Putting a healthy Napoli in that Rays' lineup will be an upgrade worth the asking price.
The Texas Rangers will have a huge hole to fill if free agent outfielder Josh Hamilton accepts a contract with another team this winter.
But why let that happen?
Hamilton's arrival in Texas certainly coincided with the Rangers' rise to power in the American League. The Rangers already have a support network in place for Hamilton in terms of his sobriety maintenance.
They can try to replace Hamilton's offense with stars such as B.J. Upton, Nick Swisher and others, but for just a few million more, they can retain Hamilton and continue contending for pennants and World Series championships.
The Rangers did nothing to impress anyone before the arrival of Hamilton. Why not continue the relationship and by extension continue the success?
The Toronto Blue Jays have already made themselves relevant for the 2013 season with the additions of Mark Buehrle, Josh Johnson, Jose Reyes, Emilio Bonifacio and Melky Cabrera.
I'd be satisfied with just one more addition—another impact starting pitcher.
The addition of Ryan Dempster would give the Blue Jays a rotation consisting of Johnson, Buehrle, Ricky Romero, Brandon Morrow and Dempster.
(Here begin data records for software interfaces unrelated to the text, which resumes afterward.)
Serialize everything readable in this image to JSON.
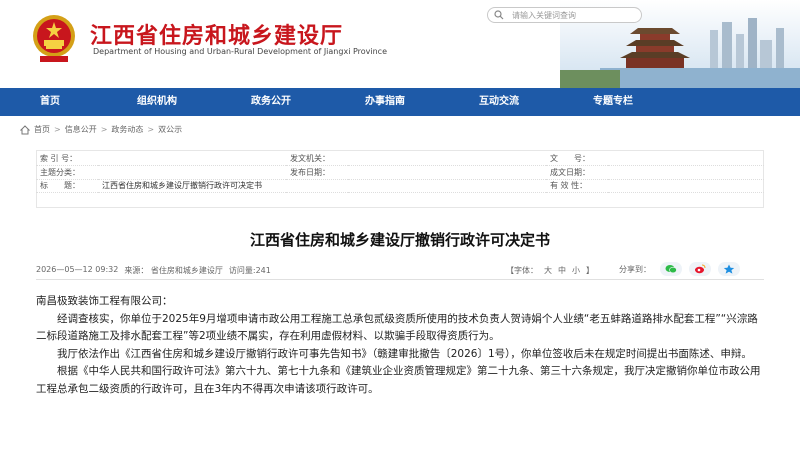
{
  "header": {
    "title": "江西省住房和城乡建设厅",
    "subtitle": "Department of Housing and Urban-Rural Development of Jiangxi Province",
    "search_placeholder": "请输入关键词查询"
  },
  "nav": {
    "items": [
      "首页",
      "组织机构",
      "政务公开",
      "办事指南",
      "互动交流",
      "专题专栏"
    ]
  },
  "breadcrumb": [
    "首页",
    "信息公开",
    "政务动态",
    "双公示"
  ],
  "info": {
    "index_label": "索 引 号：",
    "index_value": "",
    "issuer_label": "发文机关：",
    "issuer_value": "",
    "docno_label": "文　　号：",
    "docno_value": "",
    "topic_label": "主题分类：",
    "topic_value": "",
    "date_label": "发布日期：",
    "date_value": "",
    "created_label": "成文日期：",
    "created_value": "",
    "title_label": "标　　题：",
    "title_value": "江西省住房和城乡建设厅撤销行政许可决定书",
    "valid_label": "有 效 性：",
    "valid_value": ""
  },
  "article": {
    "title": "江西省住房和城乡建设厅撤销行政许可决定书",
    "datetime": "2026—05—12 09:32",
    "source": "来源：  省住房和城乡建设厅",
    "views": "访问量:241",
    "font_label": "【字体：",
    "font_large": "大",
    "font_medium": "中",
    "font_small": "小",
    "font_close": "】",
    "share_label": "分享到：",
    "recipient": "南昌极致装饰工程有限公司：",
    "para1": "经调查核实，你单位于2025年9月增项申请市政公用工程施工总承包贰级资质所使用的技术负责人贺诗娟个人业绩“老五蚌路道路排水配套工程”“兴淙路二标段道路施工及排水配套工程”等2项业绩不属实，存在利用虚假材料、以欺骗手段取得资质行为。",
    "para2": "我厅依法作出《江西省住房和城乡建设厅撤销行政许可事先告知书》（赣建审批撤告〔2026〕1号），你单位签收后未在规定时间提出书面陈述、申辩。",
    "para3": "根据《中华人民共和国行政许可法》第六十九、第七十九条和《建筑业企业资质管理规定》第二十九条、第三十六条规定，我厅决定撤销你单位市政公用工程总承包二级资质的行政许可，且在3年内不得再次申请该项行政许可。"
  },
  "colors": {
    "brand_red": "#c8161d",
    "nav_blue": "#1e5aa8"
  },
  "icons": [
    "national-emblem-icon",
    "search-icon",
    "home-icon",
    "wechat-icon",
    "weibo-icon",
    "qq-zone-icon"
  ]
}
Provided Romero can come back from a shaky 2012 season, that's a rotation I'll put up alongside any other in the majors.
The Washington Nationals could be saying good-bye to Edwin Jackson this winter as he seeks a long-term contract from any team willing to take a chance.
To that end, a hole in the rotation will need to be filled. Dan Haren could be the right fit.
Haren suffered through back issues last season that put him on the disabled list for the first time in his career and caused a reduction in fastball velocity.
However, Haren was much better in the second half of the regular season, and if the back is indeed healthy, no one offers better durability and sharper command than Haren.
The Nationals intend on contending for years to come, and they intend to do it with a stellar pitching staff.
Haren could help provide the Nats with a solid option in the middle of the rotation every fifth day.
Doug Mead is a featured columnist with Bleacher Report. His work has been featured on the Seattle Post-Intelligencer, SF Gate, CBS Sports, the Los Angeles Times and the Houston Chronicle.